━━━ Available data

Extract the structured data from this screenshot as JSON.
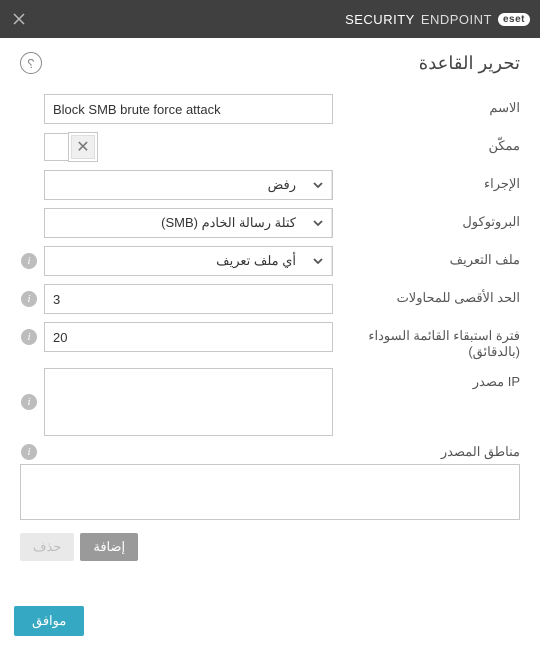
{
  "titlebar": {
    "brand_logo": "eset",
    "brand_thin": "ENDPOINT",
    "brand_bold": "SECURITY"
  },
  "header": {
    "title": "تحرير القاعدة",
    "help_glyph": "?"
  },
  "form": {
    "name_label": "الاسم",
    "name_value": "Block SMB brute force attack",
    "enabled_label": "ممكّن",
    "enabled_checked_glyph": "✕",
    "action_label": "الإجراء",
    "action_value": "رفض",
    "protocol_label": "البروتوكول",
    "protocol_value": "كتلة رسالة الخادم (SMB)",
    "profile_label": "ملف التعريف",
    "profile_value": "أي ملف تعريف",
    "max_attempts_label": "الحد الأقصى للمحاولات",
    "max_attempts_value": "3",
    "blacklist_label": "فترة استبقاء القائمة السوداء (بالدقائق)",
    "blacklist_value": "20",
    "src_ip_label": "IP مصدر",
    "src_ip_value": "",
    "src_zones_label": "مناطق المصدر",
    "src_zones_value": "",
    "add_btn": "إضافة",
    "del_btn": "حذف"
  },
  "footer": {
    "ok": "موافق"
  },
  "info_glyph": "i"
}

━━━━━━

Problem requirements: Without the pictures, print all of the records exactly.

Task response:
Extract the structured data from this screenshot as JSON.
{
  "titlebar": {
    "brand_logo": "eset",
    "brand_thin": "ENDPOINT",
    "brand_bold": "SECURITY"
  },
  "header": {
    "title": "تحرير القاعدة",
    "help_glyph": "?"
  },
  "form": {
    "name_label": "الاسم",
    "name_value": "Block SMB brute force attack",
    "enabled_label": "ممكّن",
    "enabled_checked_glyph": "✕",
    "action_label": "الإجراء",
    "action_value": "رفض",
    "protocol_label": "البروتوكول",
    "protocol_value": "كتلة رسالة الخادم (SMB)",
    "profile_label": "ملف التعريف",
    "profile_value": "أي ملف تعريف",
    "max_attempts_label": "الحد الأقصى للمحاولات",
    "max_attempts_value": "3",
    "blacklist_label": "فترة استبقاء القائمة السوداء (بالدقائق)",
    "blacklist_value": "20",
    "src_ip_label": "IP مصدر",
    "src_ip_value": "",
    "src_zones_label": "مناطق المصدر",
    "src_zones_value": "",
    "add_btn": "إضافة",
    "del_btn": "حذف"
  },
  "footer": {
    "ok": "موافق"
  },
  "info_glyph": "i"
}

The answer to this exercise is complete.